To what extent has this expectation been fulfilled ? What, besides the 05 addition and the speeding-up of increments, which are com- mon to the whole profession, is the grammar-school teacher to

receive ? First, the degree payment has been doubled. But it was only £30 a year, and the £60 to which it has been raised compares

unfavourably with the initial £48, rising in seventeen years to £96, which obtained under the 1927 Secondary Scales. Furthermore, the extra payment of £30 to the holder of a first-class honours degree has been abolished, so that the very ablest men have no more inducement on this score to enter or remain in the profession than they had before. Secondly, the amounts which Local Authorities are allowed to spend on payments for special posts have been increased, and it is widely assumed that this will automatically benefit the staffs of grammar schools. But investigations carried out in particular areas suggest that if an Authority adopts a uniform policy as between various types of schools in calculating the amounts of these payments, the grammar schools will actually benefit less than the others ; only if it pays as much as it can in grammar schools, and as little as it can in other schools, will the grammar- school teacher reap any relative advantage. Finally, there is a new feature, the "pool," which deserves particular consideration.

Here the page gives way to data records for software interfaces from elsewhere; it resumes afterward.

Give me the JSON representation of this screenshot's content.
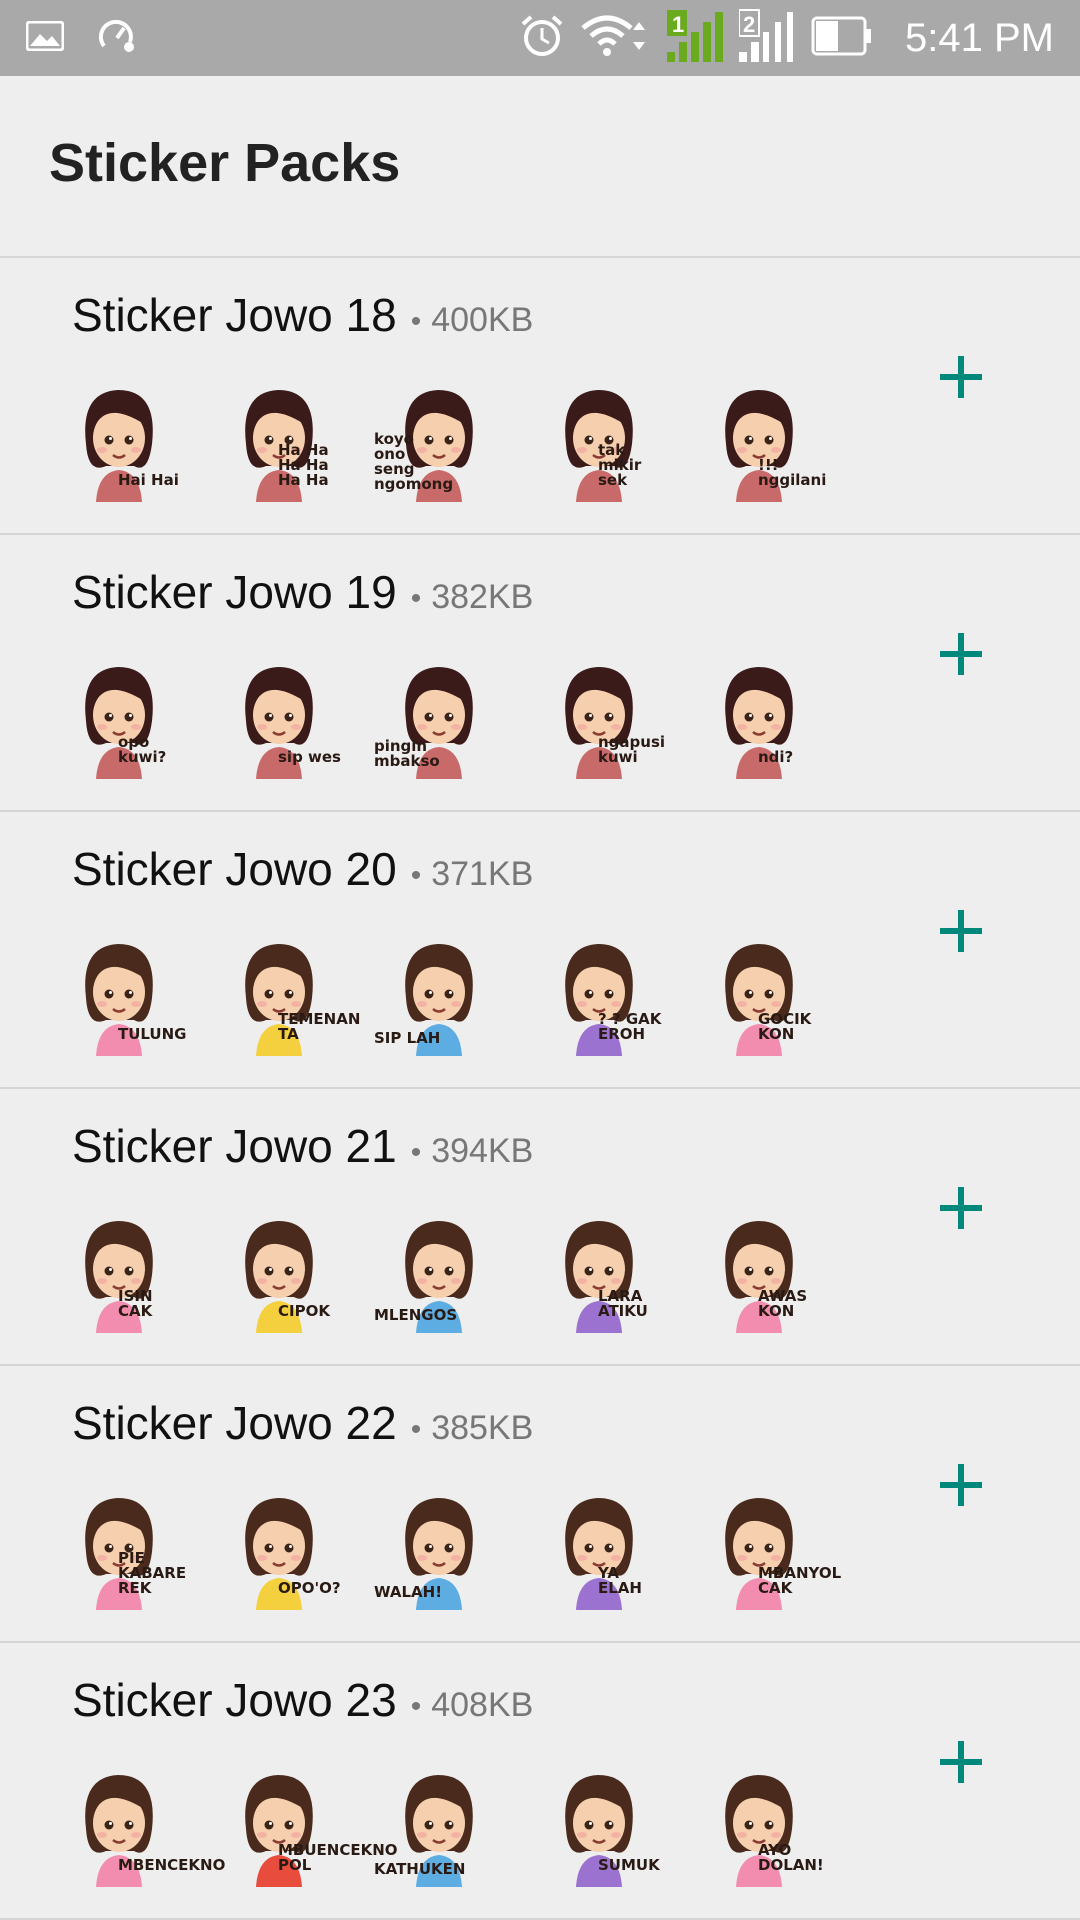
{
  "status_bar": {
    "time": "5:41 PM",
    "left_icons": [
      "image-icon",
      "speed-settings-icon"
    ],
    "right_icons": [
      "alarm-icon",
      "wifi-icon",
      "signal-sim1-icon",
      "signal-sim2-icon",
      "battery-icon"
    ],
    "sim1_label": "1",
    "sim2_label": "2"
  },
  "header": {
    "title": "Sticker Packs"
  },
  "colors": {
    "accent": "#00897b",
    "background": "#eeeeee"
  },
  "packs": [
    {
      "name": "Sticker Jowo 18",
      "separator": "•",
      "size": "400KB",
      "stickers": [
        {
          "caption": "Hai Hai",
          "hair": "#3b1a1a",
          "shirt": "#c86a6a"
        },
        {
          "caption": "Ha Ha Ha Ha Ha Ha",
          "hair": "#3b1a1a",
          "shirt": "#c86a6a"
        },
        {
          "caption": "koyo ono seng ngomong",
          "hair": "#3b1a1a",
          "shirt": "#c86a6a"
        },
        {
          "caption": "tak mikir sek",
          "hair": "#3b1a1a",
          "shirt": "#c86a6a"
        },
        {
          "caption": "!!! nggilani",
          "hair": "#3b1a1a",
          "shirt": "#c86a6a"
        }
      ]
    },
    {
      "name": "Sticker Jowo 19",
      "separator": "•",
      "size": "382KB",
      "stickers": [
        {
          "caption": "opo kuwi?",
          "hair": "#3b1a1a",
          "shirt": "#c86a6a"
        },
        {
          "caption": "sip wes",
          "hair": "#3b1a1a",
          "shirt": "#c86a6a"
        },
        {
          "caption": "pingin mbakso",
          "hair": "#3b1a1a",
          "shirt": "#c86a6a"
        },
        {
          "caption": "ngapusi kuwi",
          "hair": "#3b1a1a",
          "shirt": "#c86a6a"
        },
        {
          "caption": "ndi?",
          "hair": "#3b1a1a",
          "shirt": "#c86a6a"
        }
      ]
    },
    {
      "name": "Sticker Jowo 20",
      "separator": "•",
      "size": "371KB",
      "stickers": [
        {
          "caption": "TULUNG",
          "hair": "#4a2a1c",
          "shirt": "#f28db0"
        },
        {
          "caption": "TEMENAN TA",
          "hair": "#4a2a1c",
          "shirt": "#f4d03f"
        },
        {
          "caption": "SIP LAH",
          "hair": "#4a2a1c",
          "shirt": "#5dade2"
        },
        {
          "caption": "? ? GAK EROH",
          "hair": "#4a2a1c",
          "shirt": "#9b72cf"
        },
        {
          "caption": "GOCIK KON",
          "hair": "#4a2a1c",
          "shirt": "#f28db0"
        }
      ]
    },
    {
      "name": "Sticker Jowo 21",
      "separator": "•",
      "size": "394KB",
      "stickers": [
        {
          "caption": "ISIN CAK",
          "hair": "#4a2a1c",
          "shirt": "#f28db0"
        },
        {
          "caption": "CIPOK",
          "hair": "#4a2a1c",
          "shirt": "#f4d03f"
        },
        {
          "caption": "MLENGOS",
          "hair": "#4a2a1c",
          "shirt": "#5dade2"
        },
        {
          "caption": "LARA ATIKU",
          "hair": "#4a2a1c",
          "shirt": "#9b72cf"
        },
        {
          "caption": "AWAS KON",
          "hair": "#4a2a1c",
          "shirt": "#f28db0"
        }
      ]
    },
    {
      "name": "Sticker Jowo 22",
      "separator": "•",
      "size": "385KB",
      "stickers": [
        {
          "caption": "PIE KABARE REK",
          "hair": "#4a2a1c",
          "shirt": "#f28db0"
        },
        {
          "caption": "OPO'O?",
          "hair": "#4a2a1c",
          "shirt": "#f4d03f"
        },
        {
          "caption": "WALAH!",
          "hair": "#4a2a1c",
          "shirt": "#5dade2"
        },
        {
          "caption": "YA ELAH",
          "hair": "#4a2a1c",
          "shirt": "#9b72cf"
        },
        {
          "caption": "MBANYOL CAK",
          "hair": "#4a2a1c",
          "shirt": "#f28db0"
        }
      ]
    },
    {
      "name": "Sticker Jowo 23",
      "separator": "•",
      "size": "408KB",
      "stickers": [
        {
          "caption": "MBENCEKNO",
          "hair": "#4a2a1c",
          "shirt": "#f28db0"
        },
        {
          "caption": "MBUENCEKNO POL",
          "hair": "#4a2a1c",
          "shirt": "#e74c3c"
        },
        {
          "caption": "KATHUKEN",
          "hair": "#4a2a1c",
          "shirt": "#5dade2"
        },
        {
          "caption": "SUMUK",
          "hair": "#4a2a1c",
          "shirt": "#9b72cf"
        },
        {
          "caption": "AYO DOLAN!",
          "hair": "#4a2a1c",
          "shirt": "#f28db0"
        }
      ]
    }
  ]
}
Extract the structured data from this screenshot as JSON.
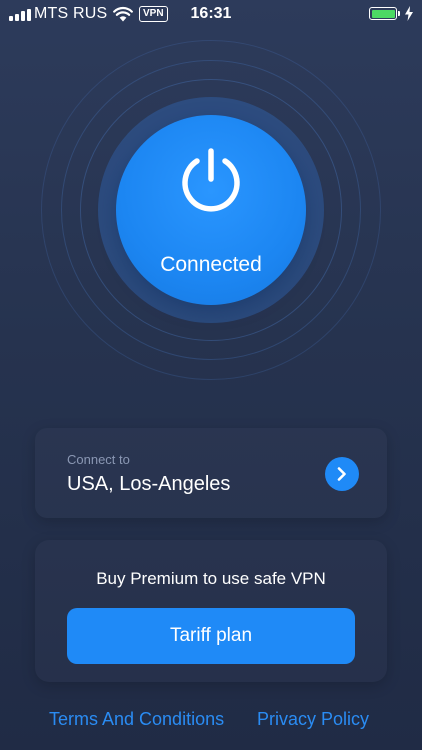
{
  "status_bar": {
    "carrier": "MTS RUS",
    "vpn_badge": "VPN",
    "time": "16:31",
    "battery_color": "#4cd964",
    "icons": [
      "signal-icon",
      "wifi-icon",
      "battery-icon",
      "charging-bolt-icon"
    ]
  },
  "power": {
    "status": "Connected",
    "icon": "power-icon",
    "accent_color": "#1f8af7"
  },
  "connect": {
    "caption": "Connect to",
    "location": "USA, Los-Angeles",
    "icon": "chevron-right-icon"
  },
  "premium": {
    "message": "Buy Premium to use safe VPN",
    "button_label": "Tariff plan"
  },
  "footer": {
    "terms_label": "Terms And Conditions",
    "privacy_label": "Privacy Policy",
    "link_color": "#2a8cf3"
  }
}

Into the pool an Authority is entitled (but not apparently com- pelled) to pay four shillings for each registered pupil in the schools maintained by it ; and it has wide discretion in the disposal of the fund thus created, being allowed to devote it to any or all of the following objects: —(1) to supplement special allowances ; (2) to make special allowances to teachers in special schools ; (3) to Make additional allowances to head teachers, in cases where the normal capitation system seems to offer them inadequate rewards. It may seem that the first of these clauses might well be used to benefit the grammar schools, and there is reason to believe that that is its intention. But there is no compulsion on any Authority to use its pool in this way. Some Authorities will probably do so ; others, it is to be feared, will use it 'simply to buy scientists and mathematicians, who are at present the rarae ayes of the educational world, thereby causing justifiable ill-feeling among the unfortunate teachers of other subjects ; others, in the name of economy, may

refrain from having a pool at all. In any case it is certain that there will be great variety of practice. For the first time the Burnham Committee has failed to give any clear guidance to Local Authorities. Faced with the problem of doing something to maintain cir restore the standards of the grammar school, it has in fact shirked it.

This article began by attempting to answer the question, What is the Burnham Committee ? It ends by asking, but abandoning as unanswerable, the question, What now is the Burnham Scale ?